- _EXERCISE DESCRIPTION_: For every line of the records below that holds "structured", add one. Give only the final total.

Dataset rows for apps and sites
┏━━

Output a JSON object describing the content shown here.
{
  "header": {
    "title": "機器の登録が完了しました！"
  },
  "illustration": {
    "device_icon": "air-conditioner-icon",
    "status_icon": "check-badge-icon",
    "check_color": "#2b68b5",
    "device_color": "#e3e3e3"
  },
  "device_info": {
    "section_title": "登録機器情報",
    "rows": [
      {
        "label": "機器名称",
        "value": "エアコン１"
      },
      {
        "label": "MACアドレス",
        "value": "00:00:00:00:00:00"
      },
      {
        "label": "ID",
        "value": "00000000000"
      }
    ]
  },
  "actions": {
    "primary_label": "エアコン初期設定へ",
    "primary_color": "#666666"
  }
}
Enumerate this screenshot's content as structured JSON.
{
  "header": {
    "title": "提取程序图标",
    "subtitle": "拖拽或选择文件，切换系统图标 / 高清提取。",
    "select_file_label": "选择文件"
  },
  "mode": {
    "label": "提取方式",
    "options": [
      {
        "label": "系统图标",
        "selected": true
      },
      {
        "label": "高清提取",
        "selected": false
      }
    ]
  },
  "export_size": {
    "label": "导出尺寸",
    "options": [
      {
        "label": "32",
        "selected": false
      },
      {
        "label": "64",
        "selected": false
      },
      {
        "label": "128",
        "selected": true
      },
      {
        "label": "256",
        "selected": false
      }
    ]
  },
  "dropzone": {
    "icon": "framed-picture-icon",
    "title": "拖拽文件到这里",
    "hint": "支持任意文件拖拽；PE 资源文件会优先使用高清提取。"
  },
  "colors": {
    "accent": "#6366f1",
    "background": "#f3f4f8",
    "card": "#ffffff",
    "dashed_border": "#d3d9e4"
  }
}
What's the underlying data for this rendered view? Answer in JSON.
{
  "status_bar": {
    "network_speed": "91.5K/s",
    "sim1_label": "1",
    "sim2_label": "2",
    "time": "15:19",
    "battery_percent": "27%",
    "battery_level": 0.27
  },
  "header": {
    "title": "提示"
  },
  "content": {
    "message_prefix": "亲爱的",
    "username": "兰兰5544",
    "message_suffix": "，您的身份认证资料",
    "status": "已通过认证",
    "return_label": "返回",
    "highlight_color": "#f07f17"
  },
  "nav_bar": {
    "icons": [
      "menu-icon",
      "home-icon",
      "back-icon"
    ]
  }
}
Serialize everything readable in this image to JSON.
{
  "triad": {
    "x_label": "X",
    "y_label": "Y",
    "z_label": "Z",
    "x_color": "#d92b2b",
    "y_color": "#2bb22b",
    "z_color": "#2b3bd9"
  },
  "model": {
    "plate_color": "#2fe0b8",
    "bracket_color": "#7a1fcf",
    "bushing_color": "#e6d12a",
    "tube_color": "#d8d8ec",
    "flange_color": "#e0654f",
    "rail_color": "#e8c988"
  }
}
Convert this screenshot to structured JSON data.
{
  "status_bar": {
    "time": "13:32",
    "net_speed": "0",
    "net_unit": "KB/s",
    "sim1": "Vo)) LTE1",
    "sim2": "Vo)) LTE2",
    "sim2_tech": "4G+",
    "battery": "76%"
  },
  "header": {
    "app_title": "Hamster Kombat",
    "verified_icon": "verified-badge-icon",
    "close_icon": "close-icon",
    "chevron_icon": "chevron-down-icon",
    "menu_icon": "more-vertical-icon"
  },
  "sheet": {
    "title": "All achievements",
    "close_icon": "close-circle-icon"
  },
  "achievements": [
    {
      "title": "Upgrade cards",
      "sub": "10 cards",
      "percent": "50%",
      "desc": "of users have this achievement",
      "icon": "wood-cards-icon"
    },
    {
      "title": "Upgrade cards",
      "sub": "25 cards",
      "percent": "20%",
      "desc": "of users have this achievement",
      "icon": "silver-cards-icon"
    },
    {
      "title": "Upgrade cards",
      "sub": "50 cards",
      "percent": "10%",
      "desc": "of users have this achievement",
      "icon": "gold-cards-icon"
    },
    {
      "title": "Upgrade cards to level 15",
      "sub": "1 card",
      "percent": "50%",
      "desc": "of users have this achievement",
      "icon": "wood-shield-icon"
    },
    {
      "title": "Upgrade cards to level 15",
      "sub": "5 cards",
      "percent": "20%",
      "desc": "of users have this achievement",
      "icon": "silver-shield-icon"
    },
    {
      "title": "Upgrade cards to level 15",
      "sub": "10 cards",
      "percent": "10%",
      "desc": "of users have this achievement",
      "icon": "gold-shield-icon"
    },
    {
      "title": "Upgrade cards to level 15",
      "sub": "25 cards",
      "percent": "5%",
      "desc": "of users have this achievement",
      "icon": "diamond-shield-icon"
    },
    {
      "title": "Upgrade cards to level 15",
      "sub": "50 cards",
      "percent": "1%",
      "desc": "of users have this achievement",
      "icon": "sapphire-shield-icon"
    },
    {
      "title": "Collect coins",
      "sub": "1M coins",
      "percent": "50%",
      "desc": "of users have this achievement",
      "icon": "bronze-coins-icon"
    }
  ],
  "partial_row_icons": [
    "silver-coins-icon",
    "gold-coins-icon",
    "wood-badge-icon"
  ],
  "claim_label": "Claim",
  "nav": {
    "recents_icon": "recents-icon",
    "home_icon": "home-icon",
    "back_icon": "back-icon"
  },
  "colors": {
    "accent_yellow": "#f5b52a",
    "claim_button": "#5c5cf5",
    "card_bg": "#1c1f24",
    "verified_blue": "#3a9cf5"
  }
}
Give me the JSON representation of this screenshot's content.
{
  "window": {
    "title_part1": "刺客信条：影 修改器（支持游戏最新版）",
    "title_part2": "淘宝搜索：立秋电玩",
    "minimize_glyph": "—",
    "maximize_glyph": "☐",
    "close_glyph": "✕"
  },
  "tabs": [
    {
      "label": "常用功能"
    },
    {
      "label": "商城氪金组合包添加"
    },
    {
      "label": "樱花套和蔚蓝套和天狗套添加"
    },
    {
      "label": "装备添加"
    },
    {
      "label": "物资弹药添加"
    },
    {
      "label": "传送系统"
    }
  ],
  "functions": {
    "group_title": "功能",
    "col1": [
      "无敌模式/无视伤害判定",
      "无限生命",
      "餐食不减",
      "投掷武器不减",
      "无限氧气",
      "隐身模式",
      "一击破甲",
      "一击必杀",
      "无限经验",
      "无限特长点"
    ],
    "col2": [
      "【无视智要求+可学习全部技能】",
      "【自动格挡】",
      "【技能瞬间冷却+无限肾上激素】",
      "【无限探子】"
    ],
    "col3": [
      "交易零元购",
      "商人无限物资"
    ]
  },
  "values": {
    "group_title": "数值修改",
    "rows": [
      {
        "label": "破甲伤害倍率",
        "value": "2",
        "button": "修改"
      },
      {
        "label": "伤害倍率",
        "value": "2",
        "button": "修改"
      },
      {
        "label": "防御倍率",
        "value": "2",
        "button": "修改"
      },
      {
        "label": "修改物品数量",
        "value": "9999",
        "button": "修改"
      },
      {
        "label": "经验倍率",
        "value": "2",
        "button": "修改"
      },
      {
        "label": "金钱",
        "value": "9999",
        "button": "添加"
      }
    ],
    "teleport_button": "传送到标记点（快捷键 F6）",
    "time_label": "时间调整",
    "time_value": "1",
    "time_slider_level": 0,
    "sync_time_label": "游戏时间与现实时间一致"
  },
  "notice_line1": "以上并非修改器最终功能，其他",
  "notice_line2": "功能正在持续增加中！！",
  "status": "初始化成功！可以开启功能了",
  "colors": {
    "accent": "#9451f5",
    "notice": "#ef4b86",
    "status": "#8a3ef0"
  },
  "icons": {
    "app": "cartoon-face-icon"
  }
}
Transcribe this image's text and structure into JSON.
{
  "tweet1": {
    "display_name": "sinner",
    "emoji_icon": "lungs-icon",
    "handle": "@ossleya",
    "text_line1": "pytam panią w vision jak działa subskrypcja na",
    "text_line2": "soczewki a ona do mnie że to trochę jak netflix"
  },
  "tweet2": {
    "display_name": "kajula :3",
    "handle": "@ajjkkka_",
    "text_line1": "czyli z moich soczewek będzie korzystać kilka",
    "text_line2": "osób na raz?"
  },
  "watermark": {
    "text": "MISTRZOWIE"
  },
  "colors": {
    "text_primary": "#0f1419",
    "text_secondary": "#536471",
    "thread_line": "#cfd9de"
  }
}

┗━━

- _TASK RESPONSE_: 2